They tied a body bag around Cyrus Hall McCormick. The next day, I discovered what they were doing to this bronze campus statue of one of our biggest donors. They were catalyzing the greenish patina back to its original bronze glow.
Many visitors to Washington & Lee mistake this statue, at a distance, for Robert E. Lee. There is a certain sameness to the look of Prominent Men of the 19th century – the beard, hair flying out at the ears, a chest thrust out like a Pouter pigeon’s from an unbuttoned topcoat, a large Roman nose. The visitors who come looking for Lee’s crypt in Lee Chapel, and their misreading this statue, or confusing my Episcopal church, R.E. Lee Memorial, for Lee Chapel – all this makes me think of the difference between popular history and the history that historians claim. It’s the difference between public celebrations of history and what we mean when we say the “History Division” of the AEJMC.
I would refine that and say there are actually three kinds of history. There’s popular history. Then there is what historians say happened – with younger historians always coming up with new interpretations as time throws new light and shadows, new evidence and loss of artifacts over the significant past. Then, thirdly, there’s what actually happened, an epistemic abstraction that will always elude us.
There’s a brass plaque in the entryway of my building, installed by Sigma Delta Chi 44 years ago on the very day I write this, recognizing that W&L was where “professional education for journalism began.” It was not so much education “in” or “for” journalism, but a liberal arts education and scholarships “for” poor printers, to educate them as future newspaper editors. “Initiated by General Robert E. Lee, then President of Washington College, courses designated to prepare newspapermen for positions of leadership in a defeated South were taught from 1869 to 1878, the first formal instruction in journalism in the history of education.” A local newspaper editor was designated as an instructor in “typography,” and was to put the press-scholarship lads to work in his print shop for an hour each day.
You might say it was not really “professional” education either, in that the rise of a profession of journalism came later, culminating in schools of journalism that began at the University of Missouri in 1908 (see the wonderful chapters collected in Journalism 1908: Birth of a Profession, Betty Houchin Winfield, ed.). Leading editors of the day, including Frederick Hudson of the New York Herald and E.L. Godkin of the New York Evening Post, scoffed at Lee’s idea that journalism could be taught in college.
Lee is an interesting figure of public history. Whatever role he may have played in initiating journalism education, after he died in 1870, his role as a symbol of an honorable-though-defeated white South was confiscated by a powerful ideology. Over the next seven decades, Southern leaders of both high and low station appropriated Lee as a saintly icon of state’s rights and Southern identity. Today, looking back as historians, we see these as codes for the South’s racial apartheid and white supremacy.

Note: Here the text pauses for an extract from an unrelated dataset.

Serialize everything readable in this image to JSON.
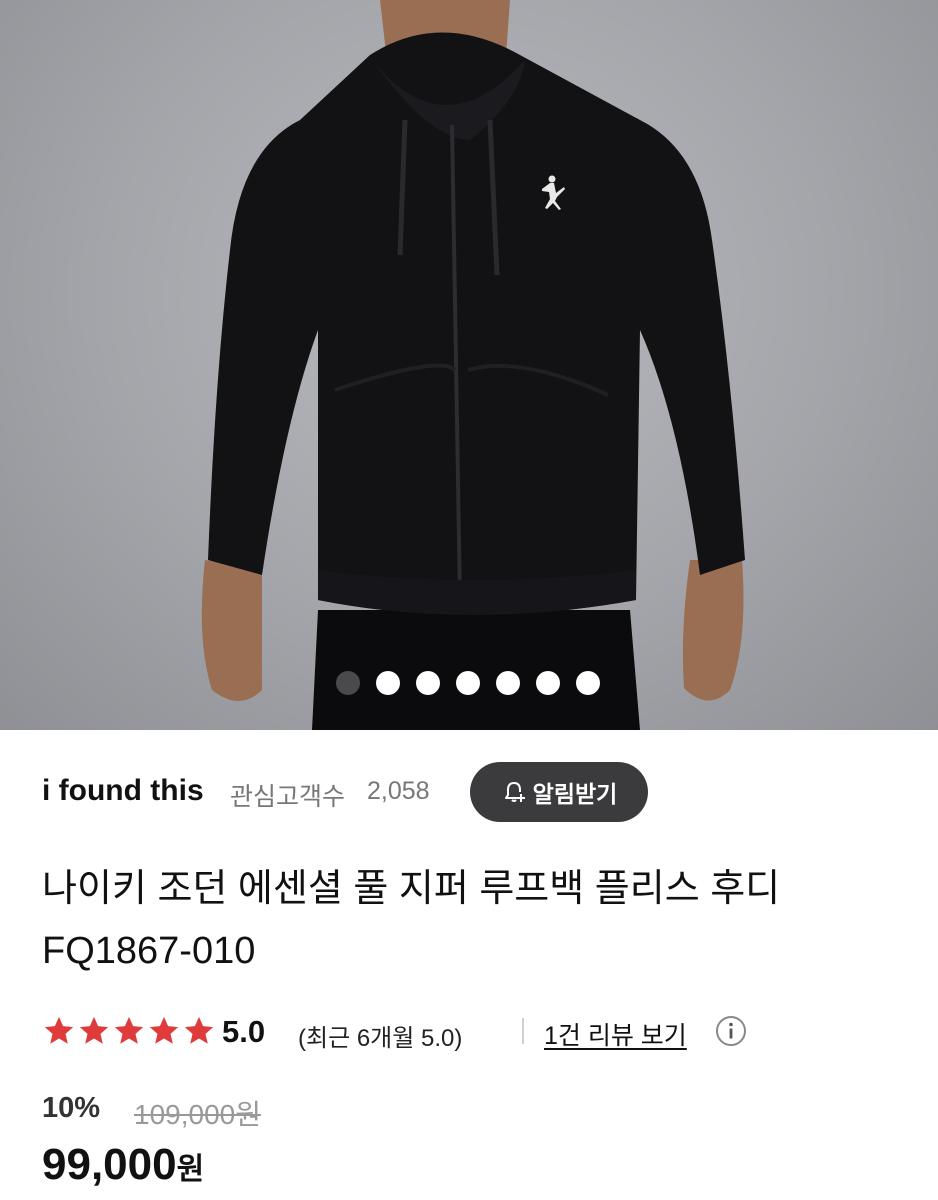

Lee as icon was not abused as brazenly as was the Confederate battle flag, waved by a revived KKK and Southern resisters in the 1950s. But as University of Georgia historian James C. Cobb said in his Founder’s Day lecture at W&L earlier this year, Lee became part of a public history, what Robert Penn Warren called the big myths we live by, and in our own living, constantly remake. “Silenced by death,” Cobb said, “Lee could not protest.” Lee had accepted blame for losing at Gettysburg, but after Appomattox, remained silent about the war (and refused to give interviews to journalists). Cobb said this was to turn people’s attention from the war and toward the future. But that didn’t stop those who would not only erect monuments to him, “but actually make a monument of him.”
President Eisenhower hung a portrait of Lee in the White House as one of his military heroes. At W&L, where historical flags of the Confederacy last year were removed from around Lee’s recumbent statue in Lee Chapel for display in the museum below, it is “Mr. Lee” the reconciler and education reformer who is honored today. Still, the contested meanings of public history are gusting strong around Lee. Students who had won a Robert E. Lee Research grants for summer research found it helped in job and grad-school applications to remove that from their résumés, and the university has since changed the name of that grant.
And how about R.E. Lee Memorial Episcopal Church, where he was a devout worshipper and senior warden when it was called Grace Church here in Lexington? “I thought Episcopal churches named for people all took the name of saints,” visitors would say, and the joke was that locals would respond, “Yes, and what’s your point?”
But the name of the leading rebel general who fought to preserve a system that accommodated slavery is not one that well represents the Christian gospel. Not today. I recently invited our director of Special Collections to look at a 1906 engraving of General Lee hanging in the parish house, with a Confederate flag and a W&L flag crossed underneath. I asked, Could we swap that with a reproduction of a Michael Miley photograph of “Mr.” Lee in civilian clothes? He thinks this might be done.
It’s a small thing, against the great ungovernable tides of public history and popular (or unpopular) symbols. But like that statue of Cyrus Hall McCormick (related to Joseph Medill, Col. Robert McCormick and Alicia Patterson), the symbols of our public history need to be occasionally worked on to recover something of their original nature.